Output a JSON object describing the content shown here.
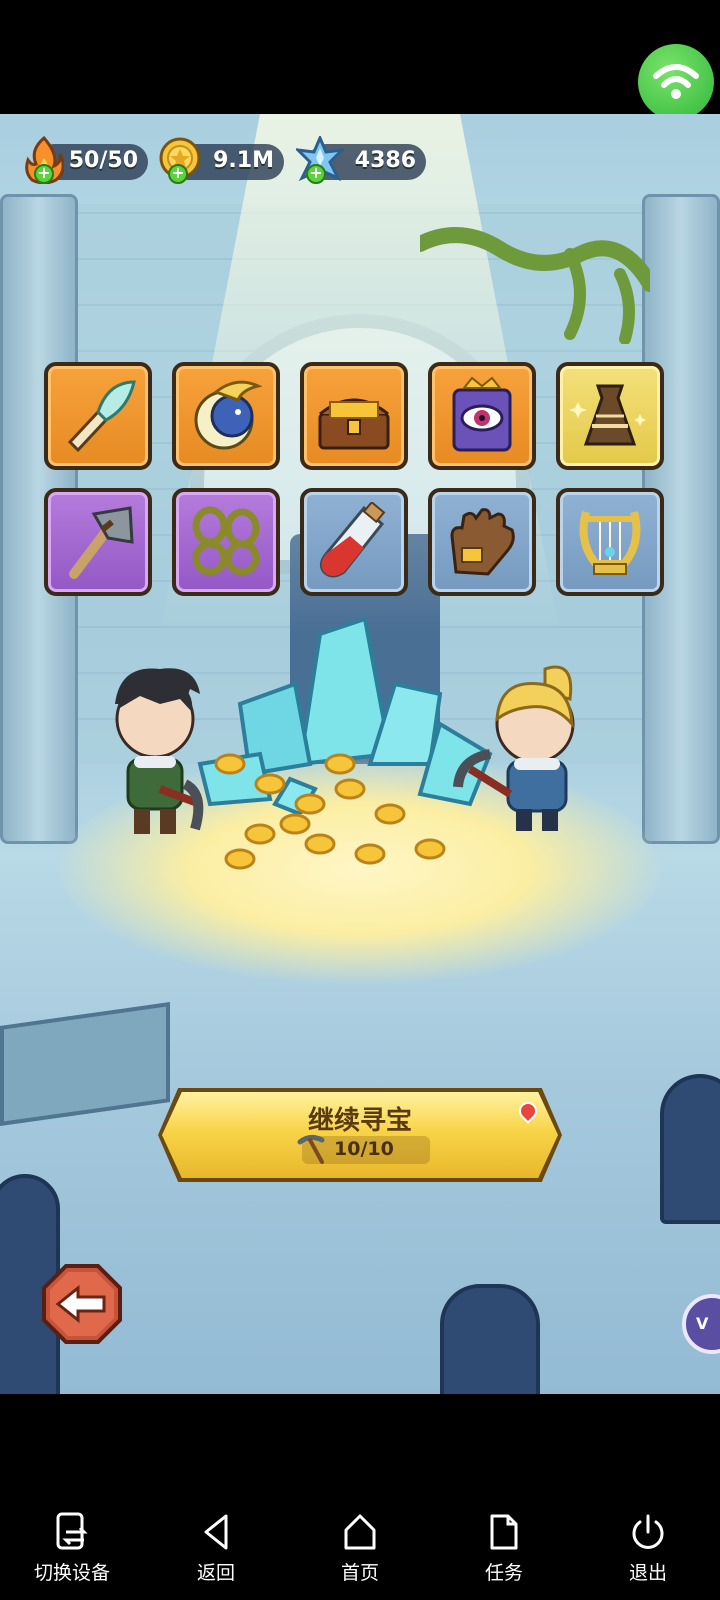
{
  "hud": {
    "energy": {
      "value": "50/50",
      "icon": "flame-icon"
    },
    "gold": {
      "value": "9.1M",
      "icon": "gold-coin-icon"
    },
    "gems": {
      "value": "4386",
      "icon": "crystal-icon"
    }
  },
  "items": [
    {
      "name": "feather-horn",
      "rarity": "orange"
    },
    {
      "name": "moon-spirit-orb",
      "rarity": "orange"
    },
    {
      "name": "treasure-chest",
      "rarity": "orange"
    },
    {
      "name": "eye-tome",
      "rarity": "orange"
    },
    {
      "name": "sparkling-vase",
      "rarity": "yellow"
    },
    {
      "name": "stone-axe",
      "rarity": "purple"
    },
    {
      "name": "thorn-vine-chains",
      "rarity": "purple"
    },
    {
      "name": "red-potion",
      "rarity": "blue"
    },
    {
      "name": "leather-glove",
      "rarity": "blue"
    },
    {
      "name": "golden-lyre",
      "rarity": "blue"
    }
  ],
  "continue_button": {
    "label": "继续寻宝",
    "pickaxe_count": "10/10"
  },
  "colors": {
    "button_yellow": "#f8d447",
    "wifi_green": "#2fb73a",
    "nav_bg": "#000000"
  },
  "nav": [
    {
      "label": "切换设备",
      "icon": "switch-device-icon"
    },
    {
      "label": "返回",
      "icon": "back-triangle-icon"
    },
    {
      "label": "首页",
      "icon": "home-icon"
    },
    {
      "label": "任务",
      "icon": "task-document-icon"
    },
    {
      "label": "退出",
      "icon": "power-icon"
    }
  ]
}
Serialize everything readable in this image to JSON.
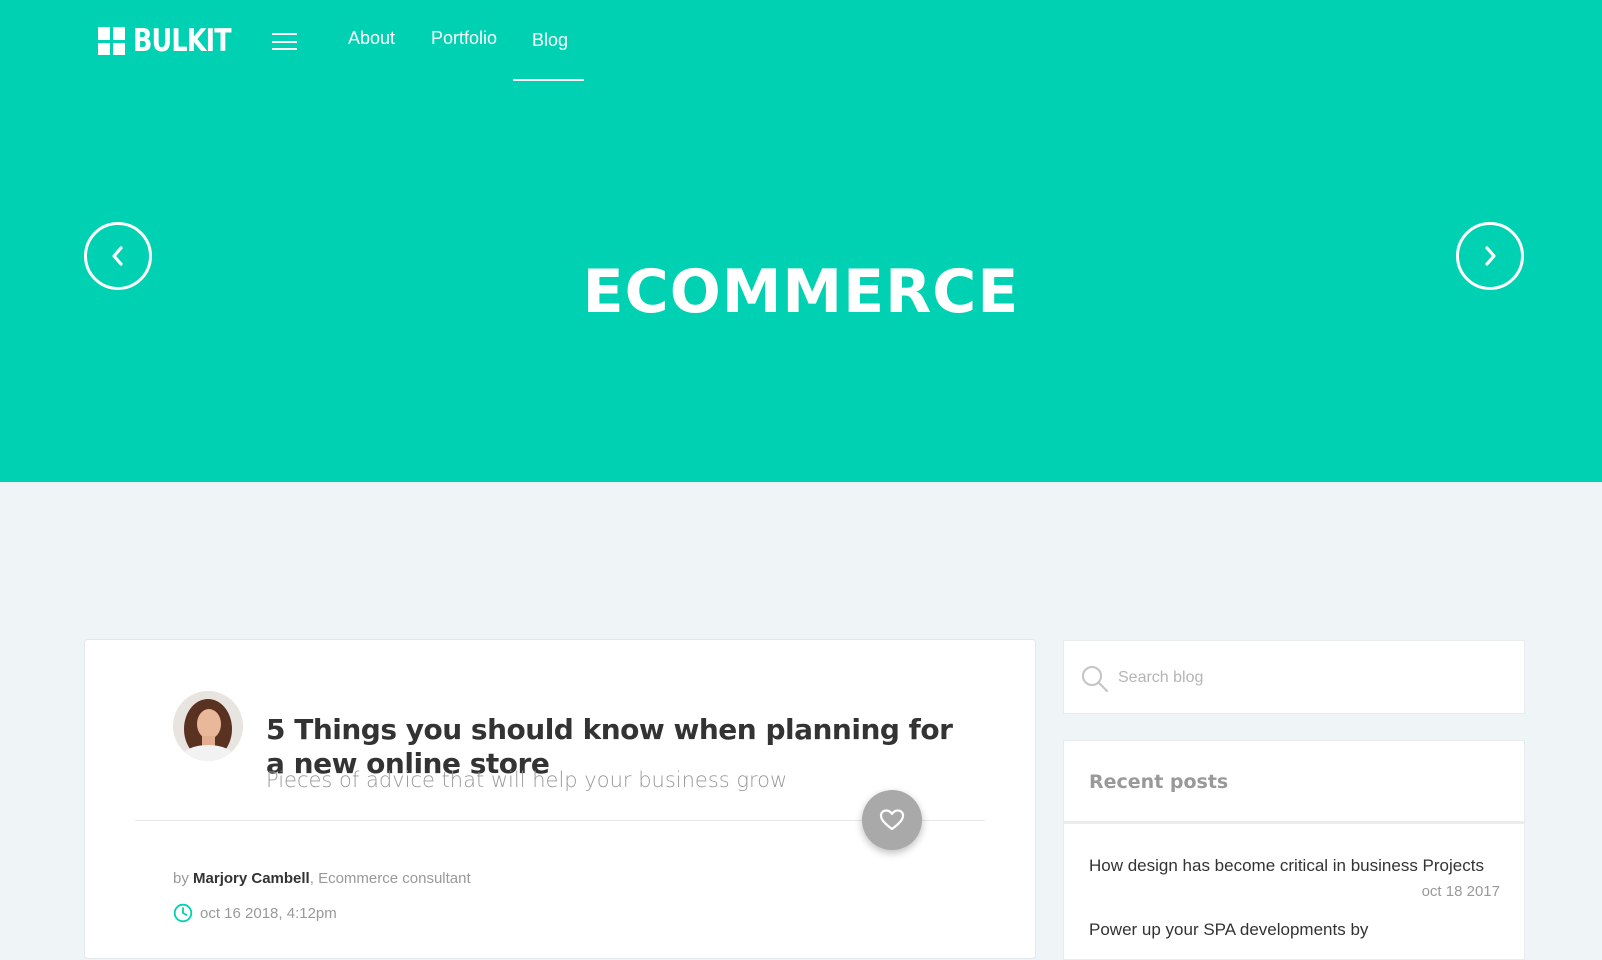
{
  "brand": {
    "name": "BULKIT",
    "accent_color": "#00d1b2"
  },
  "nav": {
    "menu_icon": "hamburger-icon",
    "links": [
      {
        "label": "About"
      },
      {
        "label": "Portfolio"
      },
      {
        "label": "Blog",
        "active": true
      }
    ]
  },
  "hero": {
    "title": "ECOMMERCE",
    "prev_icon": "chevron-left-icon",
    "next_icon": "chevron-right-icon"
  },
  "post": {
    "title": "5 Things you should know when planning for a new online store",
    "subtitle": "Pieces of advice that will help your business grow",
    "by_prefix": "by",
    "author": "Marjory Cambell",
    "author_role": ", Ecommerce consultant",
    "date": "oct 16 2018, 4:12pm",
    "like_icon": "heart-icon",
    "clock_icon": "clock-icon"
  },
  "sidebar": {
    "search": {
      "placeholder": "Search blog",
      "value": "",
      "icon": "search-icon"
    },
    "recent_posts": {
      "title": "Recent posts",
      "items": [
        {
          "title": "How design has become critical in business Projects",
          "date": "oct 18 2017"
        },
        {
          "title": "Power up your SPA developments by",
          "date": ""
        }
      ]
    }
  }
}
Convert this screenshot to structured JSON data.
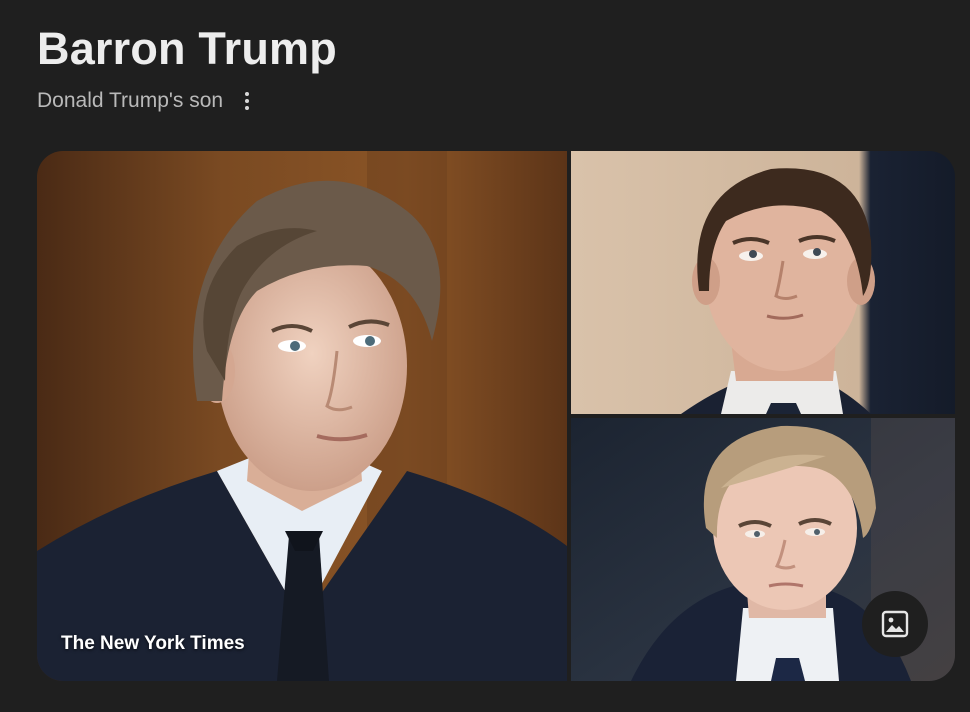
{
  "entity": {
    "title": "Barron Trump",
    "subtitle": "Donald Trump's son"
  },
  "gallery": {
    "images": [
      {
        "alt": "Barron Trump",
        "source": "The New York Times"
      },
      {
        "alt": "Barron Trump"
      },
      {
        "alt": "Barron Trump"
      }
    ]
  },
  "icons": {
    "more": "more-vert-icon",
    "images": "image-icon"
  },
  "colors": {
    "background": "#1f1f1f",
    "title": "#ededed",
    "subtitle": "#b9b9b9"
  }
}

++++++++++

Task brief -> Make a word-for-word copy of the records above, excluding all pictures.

Expected answer ->
Output a JSON object describing the content shown here.
{
  "hud": {
    "energy": {
      "value": "50/50",
      "icon": "flame-icon"
    },
    "gold": {
      "value": "9.1M",
      "icon": "gold-coin-icon"
    },
    "gems": {
      "value": "4386",
      "icon": "crystal-icon"
    }
  },
  "items": [
    {
      "name": "feather-horn",
      "rarity": "orange"
    },
    {
      "name": "moon-spirit-orb",
      "rarity": "orange"
    },
    {
      "name": "treasure-chest",
      "rarity": "orange"
    },
    {
      "name": "eye-tome",
      "rarity": "orange"
    },
    {
      "name": "sparkling-vase",
      "rarity": "yellow"
    },
    {
      "name": "stone-axe",
      "rarity": "purple"
    },
    {
      "name": "thorn-vine-chains",
      "rarity": "purple"
    },
    {
      "name": "red-potion",
      "rarity": "blue"
    },
    {
      "name": "leather-glove",
      "rarity": "blue"
    },
    {
      "name": "golden-lyre",
      "rarity": "blue"
    }
  ],
  "continue_button": {
    "label": "继续寻宝",
    "pickaxe_count": "10/10"
  },
  "colors": {
    "button_yellow": "#f8d447",
    "wifi_green": "#2fb73a",
    "nav_bg": "#000000"
  },
  "nav": [
    {
      "label": "切换设备",
      "icon": "switch-device-icon"
    },
    {
      "label": "返回",
      "icon": "back-triangle-icon"
    },
    {
      "label": "首页",
      "icon": "home-icon"
    },
    {
      "label": "任务",
      "icon": "task-document-icon"
    },
    {
      "label": "退出",
      "icon": "power-icon"
    }
  ]
}
Serialize everything readable in this image to JSON.
{
  "brand": {
    "name": "BULKIT",
    "accent_color": "#00d1b2"
  },
  "nav": {
    "menu_icon": "hamburger-icon",
    "links": [
      {
        "label": "About"
      },
      {
        "label": "Portfolio"
      },
      {
        "label": "Blog",
        "active": true
      }
    ]
  },
  "hero": {
    "title": "ECOMMERCE",
    "prev_icon": "chevron-left-icon",
    "next_icon": "chevron-right-icon"
  },
  "post": {
    "title": "5 Things you should know when planning for a new online store",
    "subtitle": "Pieces of advice that will help your business grow",
    "by_prefix": "by",
    "author": "Marjory Cambell",
    "author_role": ", Ecommerce consultant",
    "date": "oct 16 2018, 4:12pm",
    "like_icon": "heart-icon",
    "clock_icon": "clock-icon"
  },
  "sidebar": {
    "search": {
      "placeholder": "Search blog",
      "value": "",
      "icon": "search-icon"
    },
    "recent_posts": {
      "title": "Recent posts",
      "items": [
        {
          "title": "How design has become critical in business Projects",
          "date": "oct 18 2017"
        },
        {
          "title": "Power up your SPA developments by",
          "date": ""
        }
      ]
    }
  }
}
Convert this screenshot to structured JSON data.
{
  "entity": {
    "title": "Barron Trump",
    "subtitle": "Donald Trump's son"
  },
  "gallery": {
    "images": [
      {
        "alt": "Barron Trump",
        "source": "The New York Times"
      },
      {
        "alt": "Barron Trump"
      },
      {
        "alt": "Barron Trump"
      }
    ]
  },
  "icons": {
    "more": "more-vert-icon",
    "images": "image-icon"
  },
  "colors": {
    "background": "#1f1f1f",
    "title": "#ededed",
    "subtitle": "#b9b9b9"
  }
}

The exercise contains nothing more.